In this and the next section we give proofs of Theorems~\ref{mt1}
and~\ref{evectors} by inductively writing down
an eigenbasis for the operator $\cA_q(n)$.
This is based on
a direct sum decomposition of the vector space $\C[B_q(n)]$ that was given
in the paper ~{\cite{s3}}. This decomposition yields a linear
algebraic interpretation
of the Goldman--Rota recurrence
(see equations~\eqref{d1},~\eqref{d2},~\eqref{grd}
and Remark~\ref{remark1})
and is
of independent interest.
In ~{\cite{s3}} it was used to inductively
write down an explicit eigenbasis for the Bose--Mesner algebra
of the Grassmann scheme. Here
we recall the relevant definitions and results from ~{\cite{s3}}. All the
omitted proofs may be found in Section~2 of ~{\cite{s3}}.
We can write down the Goldman--Rota identity
in terms of the $q$-binomial coefficients,
\beq \label{nsw}
\qb{n+1}{k} &=& \qb{n}{k} + \qb{n}{k-1} + (q^n - 1)\qb{n-1}{k-1},\;n,k\geq
1,\eeq
with $\qb{0}{k}=\delta(0,k)$ and $\qb{n}{0}=1$.
Note that~\eqref{gri} follows by summing~\eqref{nsw} over $k$.
We shall now give a linear algebraic interpretation to~\eqref{gri} and
\eqref{nsw}. Denote

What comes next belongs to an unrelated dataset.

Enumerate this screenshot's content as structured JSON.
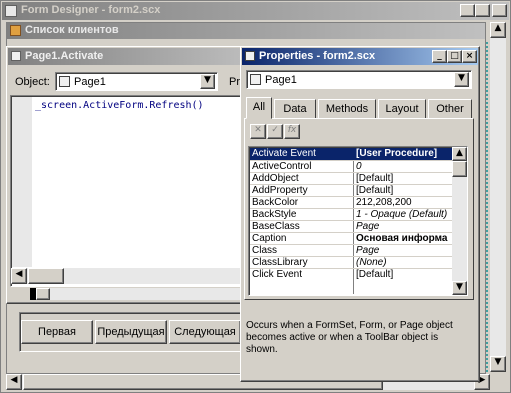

the standard basis vectors of $\F^n_q$ by the column vectors $e_1,\ldots ,e_n$.
We identify $\F_q^k$, for $k